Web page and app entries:

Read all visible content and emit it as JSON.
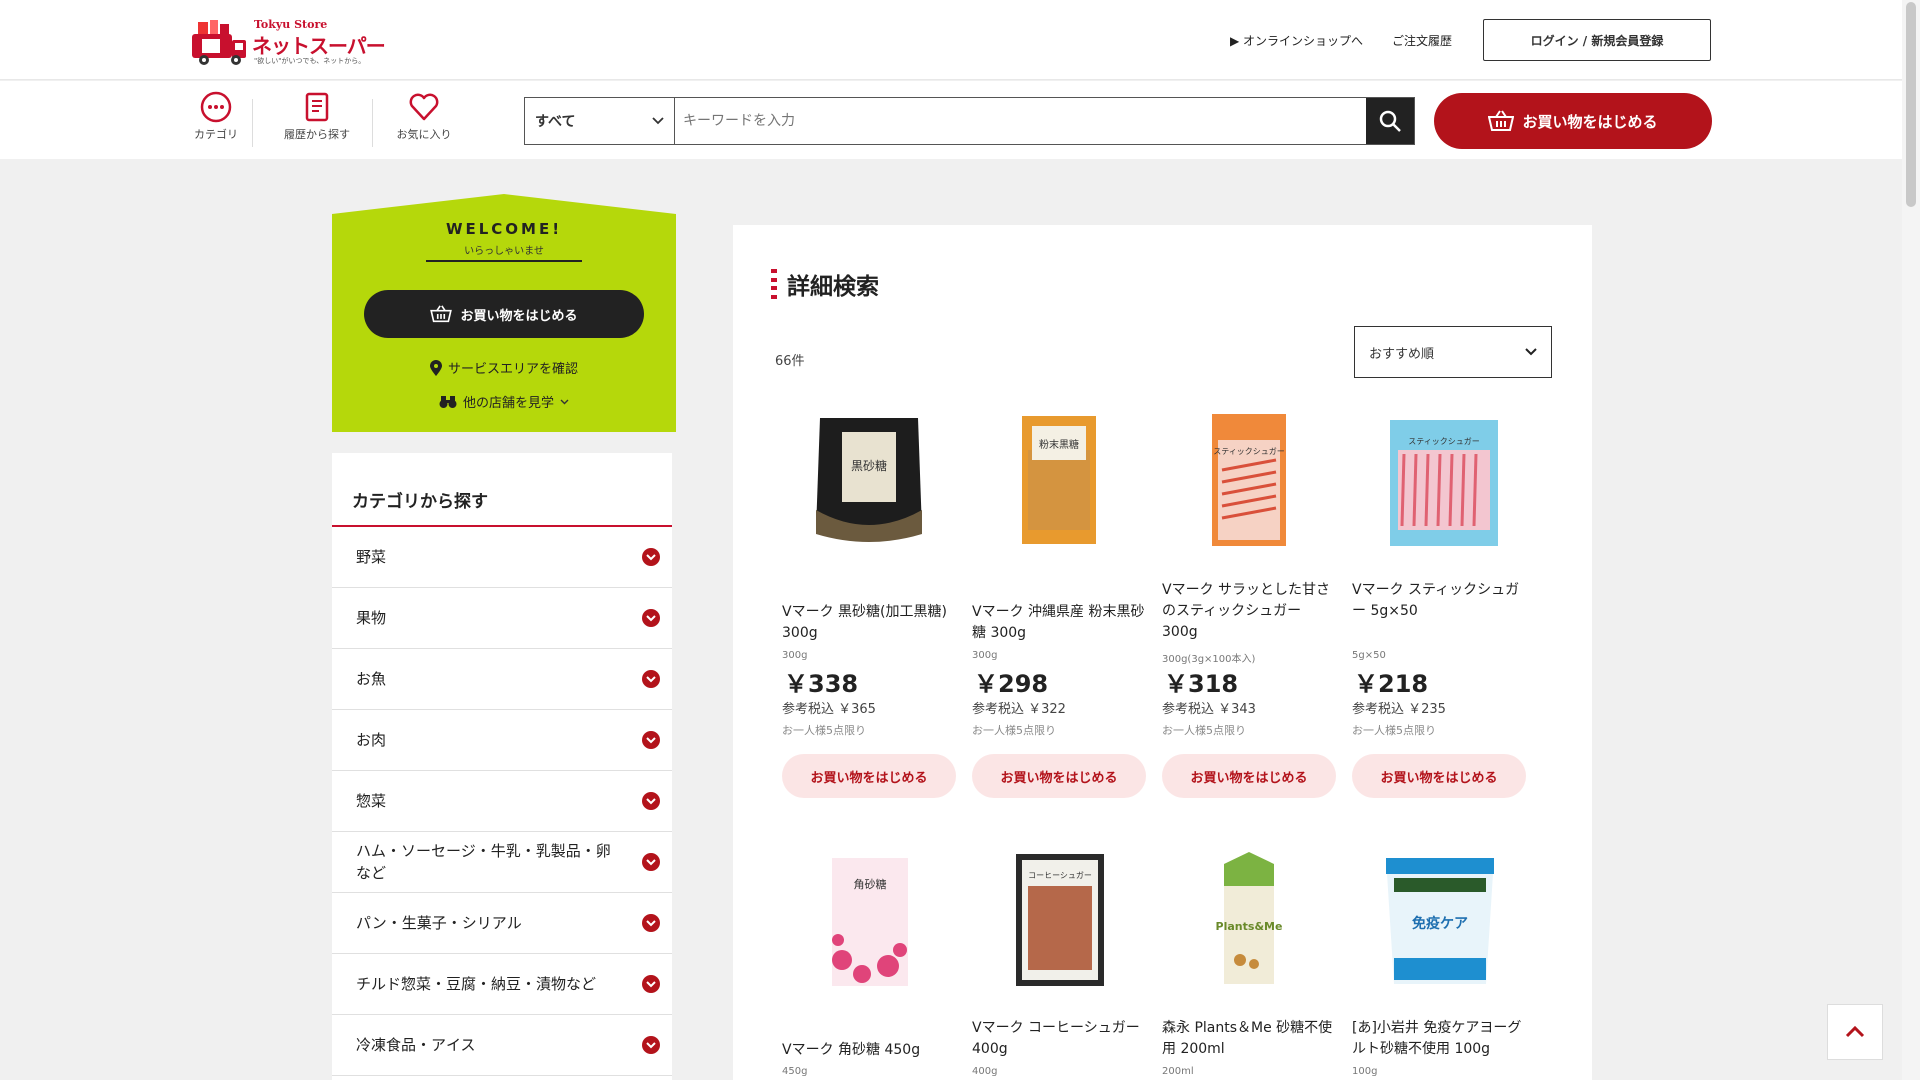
{
  "header": {
    "brand": "Tokyu Store",
    "logo_text": "ネットスーパー",
    "tagline": "\"欲しい\"がいつでも、ネットから。",
    "online_shop_link": "▶ オンラインショップへ",
    "order_history_link": "ご注文履歴",
    "login_label": "ログイン / 新規会員登録"
  },
  "nav": {
    "category": "カテゴリ",
    "history": "履歴から探す",
    "favorites": "お気に入り"
  },
  "search": {
    "select_value": "すべて",
    "placeholder": "キーワードを入力"
  },
  "start_button": "お買い物をはじめる",
  "welcome": {
    "title": "WELCOME!",
    "subtitle": "いらっしゃいませ",
    "button": "お買い物をはじめる",
    "service_area": "サービスエリアを確認",
    "other_stores": "他の店舗を見学"
  },
  "categories": {
    "title": "カテゴリから探す",
    "items": [
      "野菜",
      "果物",
      "お魚",
      "お肉",
      "惣菜",
      "ハム・ソーセージ・牛乳・乳製品・卵など",
      "パン・生菓子・シリアル",
      "チルド惣菜・豆腐・納豆・漬物など",
      "冷凍食品・アイス"
    ]
  },
  "main": {
    "title": "詳細検索",
    "count": "66件",
    "sort_value": "おすすめ順"
  },
  "products": [
    {
      "name": "Vマーク 黒砂糖(加工黒糖) 300g",
      "note": "300g",
      "price": "￥338",
      "tax": "参考税込 ￥365",
      "limit": "お一人様5点限り",
      "button": "お買い物をはじめる",
      "package_label": "黒砂糖"
    },
    {
      "name": "Vマーク 沖縄県産 粉末黒砂糖 300g",
      "note": "300g",
      "price": "￥298",
      "tax": "参考税込 ￥322",
      "limit": "お一人様5点限り",
      "button": "お買い物をはじめる",
      "package_label": "粉末黒糖"
    },
    {
      "name": "Vマーク サラッとした甘さのスティックシュガー 300g",
      "note": "300g(3g×100本入)",
      "price": "￥318",
      "tax": "参考税込 ￥343",
      "limit": "お一人様5点限り",
      "button": "お買い物をはじめる",
      "package_label": "スティックシュガー"
    },
    {
      "name": "Vマーク スティックシュガー 5g×50",
      "note": "5g×50",
      "price": "￥218",
      "tax": "参考税込 ￥235",
      "limit": "お一人様5点限り",
      "button": "お買い物をはじめる",
      "package_label": "スティックシュガー"
    },
    {
      "name": "Vマーク 角砂糖 450g",
      "note": "450g",
      "package_label": "角砂糖"
    },
    {
      "name": "Vマーク コーヒーシュガー 400g",
      "note": "400g",
      "package_label": "コーヒーシュガー"
    },
    {
      "name": "森永 Plants＆Me 砂糖不使用 200ml",
      "note": "200ml",
      "package_label": "Plants&Me"
    },
    {
      "name": "[あ]小岩井 免疫ケアヨーグルト砂糖不使用 100g",
      "note": "100g",
      "package_label": "免疫ケア"
    }
  ],
  "colors": {
    "brand_red": "#b3131b",
    "welcome_green": "#b5d80b",
    "button_pink": "#fbe5e5"
  }
}
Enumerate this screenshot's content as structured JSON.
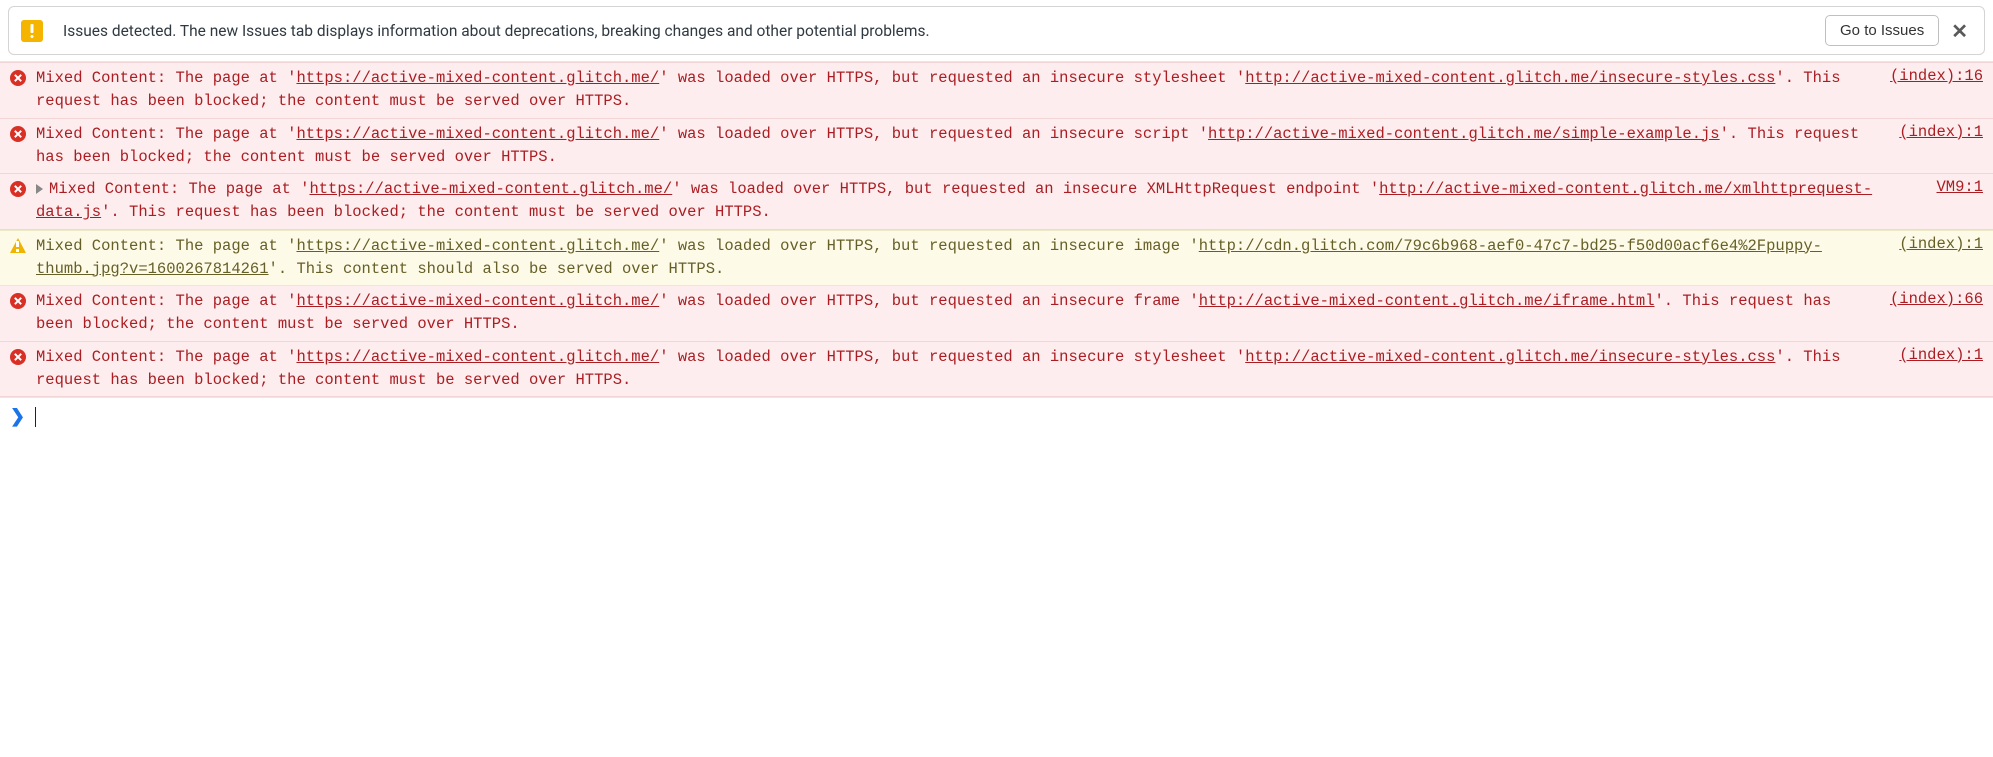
{
  "issues_bar": {
    "text": "Issues detected. The new Issues tab displays information about deprecations, breaking changes and other potential problems.",
    "button_label": "Go to Issues",
    "close_label": "✕"
  },
  "messages": [
    {
      "level": "error",
      "expandable": false,
      "source": "(index):16",
      "t1": "Mixed Content: The page at '",
      "url1": "https://active-mixed-content.glitch.me/",
      "t2": "' was loaded over HTTPS, but requested an insecure stylesheet '",
      "url2": "http://active-mixed-content.glitch.me/insecure-styles.css",
      "t3": "'. This request has been blocked; the content must be served over HTTPS."
    },
    {
      "level": "error",
      "expandable": false,
      "source": "(index):1",
      "t1": "Mixed Content: The page at '",
      "url1": "https://active-mixed-content.glitch.me/",
      "t2": "' was loaded over HTTPS, but requested an insecure script '",
      "url2": "http://active-mixed-content.glitch.me/simple-example.js",
      "t3": "'. This request has been blocked; the content must be served over HTTPS."
    },
    {
      "level": "error",
      "expandable": true,
      "source": "VM9:1",
      "t1": "Mixed Content: The page at '",
      "url1": "https://active-mixed-content.glitch.me/",
      "t2": "' was loaded over HTTPS, but requested an insecure XMLHttpRequest endpoint '",
      "url2": "http://active-mixed-content.glitch.me/xmlhttprequest-data.js",
      "t3": "'. This request has been blocked; the content must be served over HTTPS."
    },
    {
      "level": "warning",
      "expandable": false,
      "source": "(index):1",
      "t1": "Mixed Content: The page at '",
      "url1": "https://active-mixed-content.glitch.me/",
      "t2": "' was loaded over HTTPS, but requested an insecure image '",
      "url2": "http://cdn.glitch.com/79c6b968-aef0-47c7-bd25-f50d00acf6e4%2Fpuppy-thumb.jpg?v=1600267814261",
      "t3": "'. This content should also be served over HTTPS."
    },
    {
      "level": "error",
      "expandable": false,
      "source": "(index):66",
      "t1": "Mixed Content: The page at '",
      "url1": "https://active-mixed-content.glitch.me/",
      "t2": "' was loaded over HTTPS, but requested an insecure frame '",
      "url2": "http://active-mixed-content.glitch.me/iframe.html",
      "t3": "'. This request has been blocked; the content must be served over HTTPS."
    },
    {
      "level": "error",
      "expandable": false,
      "source": "(index):1",
      "t1": "Mixed Content: The page at '",
      "url1": "https://active-mixed-content.glitch.me/",
      "t2": "' was loaded over HTTPS, but requested an insecure stylesheet '",
      "url2": "http://active-mixed-content.glitch.me/insecure-styles.css",
      "t3": "'. This request has been blocked; the content must be served over HTTPS."
    }
  ],
  "prompt": {
    "caret": "❯"
  }
}
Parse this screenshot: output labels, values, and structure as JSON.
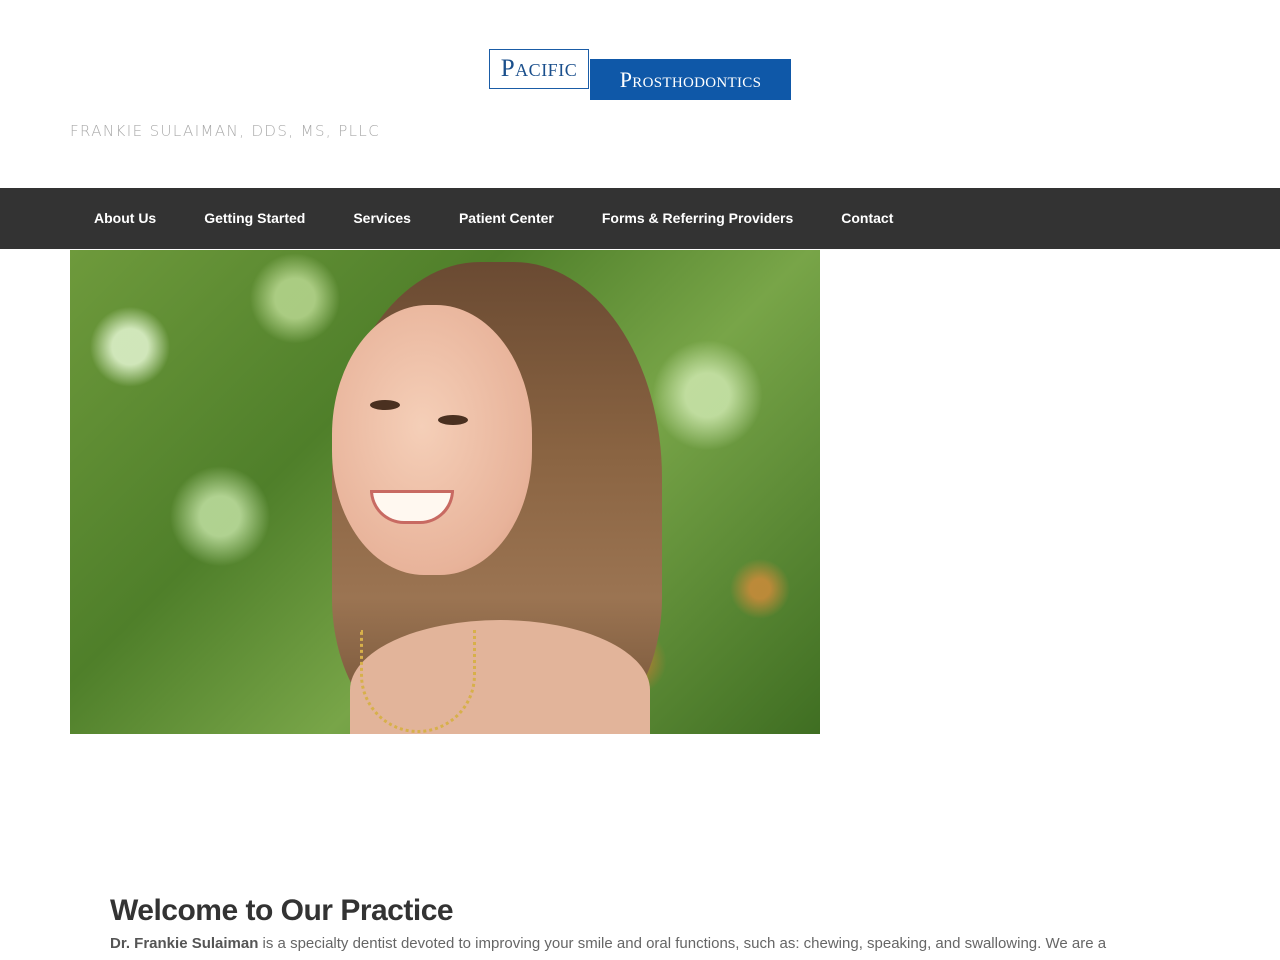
{
  "logo": {
    "word_left": "Pacific",
    "word_right": "Prosthodontics",
    "colors": {
      "blue": "#0f58a8",
      "border": "#1a5ca6"
    }
  },
  "header": {
    "tagline": "FRANKIE SULAIMAN, DDS, MS, PLLC"
  },
  "nav": {
    "items": [
      {
        "label": "About Us"
      },
      {
        "label": "Getting Started"
      },
      {
        "label": "Services"
      },
      {
        "label": "Patient Center"
      },
      {
        "label": "Forms & Referring Providers"
      },
      {
        "label": "Contact"
      }
    ],
    "colors": {
      "background": "#333333",
      "text": "#ffffff"
    }
  },
  "hero": {
    "image": "smiling-woman-photo"
  },
  "welcome": {
    "title": "Welcome to Our Practice",
    "doctor_name": "Dr. Frankie Sulaiman",
    "text": " is a specialty dentist devoted to improving your smile and oral functions, such as: chewing, speaking, and swallowing. We are a"
  }
}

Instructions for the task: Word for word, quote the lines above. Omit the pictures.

Task solution:
Read all visible content and emit it as JSON.
{
  "header": {
    "brand": "Tokyu Store",
    "logo_text": "ネットスーパー",
    "tagline": "\"欲しい\"がいつでも、ネットから。",
    "online_shop_link": "▶ オンラインショップへ",
    "order_history_link": "ご注文履歴",
    "login_label": "ログイン / 新規会員登録"
  },
  "nav": {
    "category": "カテゴリ",
    "history": "履歴から探す",
    "favorites": "お気に入り"
  },
  "search": {
    "select_value": "すべて",
    "placeholder": "キーワードを入力"
  },
  "start_button": "お買い物をはじめる",
  "welcome": {
    "title": "WELCOME!",
    "subtitle": "いらっしゃいませ",
    "button": "お買い物をはじめる",
    "service_area": "サービスエリアを確認",
    "other_stores": "他の店舗を見学"
  },
  "categories": {
    "title": "カテゴリから探す",
    "items": [
      "野菜",
      "果物",
      "お魚",
      "お肉",
      "惣菜",
      "ハム・ソーセージ・牛乳・乳製品・卵など",
      "パン・生菓子・シリアル",
      "チルド惣菜・豆腐・納豆・漬物など",
      "冷凍食品・アイス"
    ]
  },
  "main": {
    "title": "詳細検索",
    "count": "66件",
    "sort_value": "おすすめ順"
  },
  "products": [
    {
      "name": "Vマーク 黒砂糖(加工黒糖) 300g",
      "note": "300g",
      "price": "￥338",
      "tax": "参考税込 ￥365",
      "limit": "お一人様5点限り",
      "button": "お買い物をはじめる",
      "package_label": "黒砂糖"
    },
    {
      "name": "Vマーク 沖縄県産 粉末黒砂糖 300g",
      "note": "300g",
      "price": "￥298",
      "tax": "参考税込 ￥322",
      "limit": "お一人様5点限り",
      "button": "お買い物をはじめる",
      "package_label": "粉末黒糖"
    },
    {
      "name": "Vマーク サラッとした甘さのスティックシュガー 300g",
      "note": "300g(3g×100本入)",
      "price": "￥318",
      "tax": "参考税込 ￥343",
      "limit": "お一人様5点限り",
      "button": "お買い物をはじめる",
      "package_label": "スティックシュガー"
    },
    {
      "name": "Vマーク スティックシュガー 5g×50",
      "note": "5g×50",
      "price": "￥218",
      "tax": "参考税込 ￥235",
      "limit": "お一人様5点限り",
      "button": "お買い物をはじめる",
      "package_label": "スティックシュガー"
    },
    {
      "name": "Vマーク 角砂糖 450g",
      "note": "450g",
      "package_label": "角砂糖"
    },
    {
      "name": "Vマーク コーヒーシュガー 400g",
      "note": "400g",
      "package_label": "コーヒーシュガー"
    },
    {
      "name": "森永 Plants＆Me 砂糖不使用 200ml",
      "note": "200ml",
      "package_label": "Plants&Me"
    },
    {
      "name": "[あ]小岩井 免疫ケアヨーグルト砂糖不使用 100g",
      "note": "100g",
      "package_label": "免疫ケア"
    }
  ],
  "colors": {
    "brand_red": "#b3131b",
    "welcome_green": "#b5d80b",
    "button_pink": "#fbe5e5"
  }
}
Enumerate this screenshot's content as structured JSON.
{
  "issues_bar": {
    "text": "Issues detected. The new Issues tab displays information about deprecations, breaking changes and other potential problems.",
    "button_label": "Go to Issues",
    "close_label": "✕"
  },
  "messages": [
    {
      "level": "error",
      "expandable": false,
      "source": "(index):16",
      "t1": "Mixed Content: The page at '",
      "url1": "https://active-mixed-content.glitch.me/",
      "t2": "' was loaded over HTTPS, but requested an insecure stylesheet '",
      "url2": "http://active-mixed-content.glitch.me/insecure-styles.css",
      "t3": "'. This request has been blocked; the content must be served over HTTPS."
    },
    {
      "level": "error",
      "expandable": false,
      "source": "(index):1",
      "t1": "Mixed Content: The page at '",
      "url1": "https://active-mixed-content.glitch.me/",
      "t2": "' was loaded over HTTPS, but requested an insecure script '",
      "url2": "http://active-mixed-content.glitch.me/simple-example.js",
      "t3": "'. This request has been blocked; the content must be served over HTTPS."
    },
    {
      "level": "error",
      "expandable": true,
      "source": "VM9:1",
      "t1": "Mixed Content: The page at '",
      "url1": "https://active-mixed-content.glitch.me/",
      "t2": "' was loaded over HTTPS, but requested an insecure XMLHttpRequest endpoint '",
      "url2": "http://active-mixed-content.glitch.me/xmlhttprequest-data.js",
      "t3": "'. This request has been blocked; the content must be served over HTTPS."
    },
    {
      "level": "warning",
      "expandable": false,
      "source": "(index):1",
      "t1": "Mixed Content: The page at '",
      "url1": "https://active-mixed-content.glitch.me/",
      "t2": "' was loaded over HTTPS, but requested an insecure image '",
      "url2": "http://cdn.glitch.com/79c6b968-aef0-47c7-bd25-f50d00acf6e4%2Fpuppy-thumb.jpg?v=1600267814261",
      "t3": "'. This content should also be served over HTTPS."
    },
    {
      "level": "error",
      "expandable": false,
      "source": "(index):66",
      "t1": "Mixed Content: The page at '",
      "url1": "https://active-mixed-content.glitch.me/",
      "t2": "' was loaded over HTTPS, but requested an insecure frame '",
      "url2": "http://active-mixed-content.glitch.me/iframe.html",
      "t3": "'. This request has been blocked; the content must be served over HTTPS."
    },
    {
      "level": "error",
      "expandable": false,
      "source": "(index):1",
      "t1": "Mixed Content: The page at '",
      "url1": "https://active-mixed-content.glitch.me/",
      "t2": "' was loaded over HTTPS, but requested an insecure stylesheet '",
      "url2": "http://active-mixed-content.glitch.me/insecure-styles.css",
      "t3": "'. This request has been blocked; the content must be served over HTTPS."
    }
  ],
  "prompt": {
    "caret": "❯"
  }
}
Parse this screenshot: output labels, values, and structure as JSON.
{
  "logo": {
    "word_left": "Pacific",
    "word_right": "Prosthodontics",
    "colors": {
      "blue": "#0f58a8",
      "border": "#1a5ca6"
    }
  },
  "header": {
    "tagline": "FRANKIE SULAIMAN, DDS, MS, PLLC"
  },
  "nav": {
    "items": [
      {
        "label": "About Us"
      },
      {
        "label": "Getting Started"
      },
      {
        "label": "Services"
      },
      {
        "label": "Patient Center"
      },
      {
        "label": "Forms & Referring Providers"
      },
      {
        "label": "Contact"
      }
    ],
    "colors": {
      "background": "#333333",
      "text": "#ffffff"
    }
  },
  "hero": {
    "image": "smiling-woman-photo"
  },
  "welcome": {
    "title": "Welcome to Our Practice",
    "doctor_name": "Dr. Frankie Sulaiman",
    "text": " is a specialty dentist devoted to improving your smile and oral functions, such as: chewing, speaking, and swallowing. We are a"
  }
}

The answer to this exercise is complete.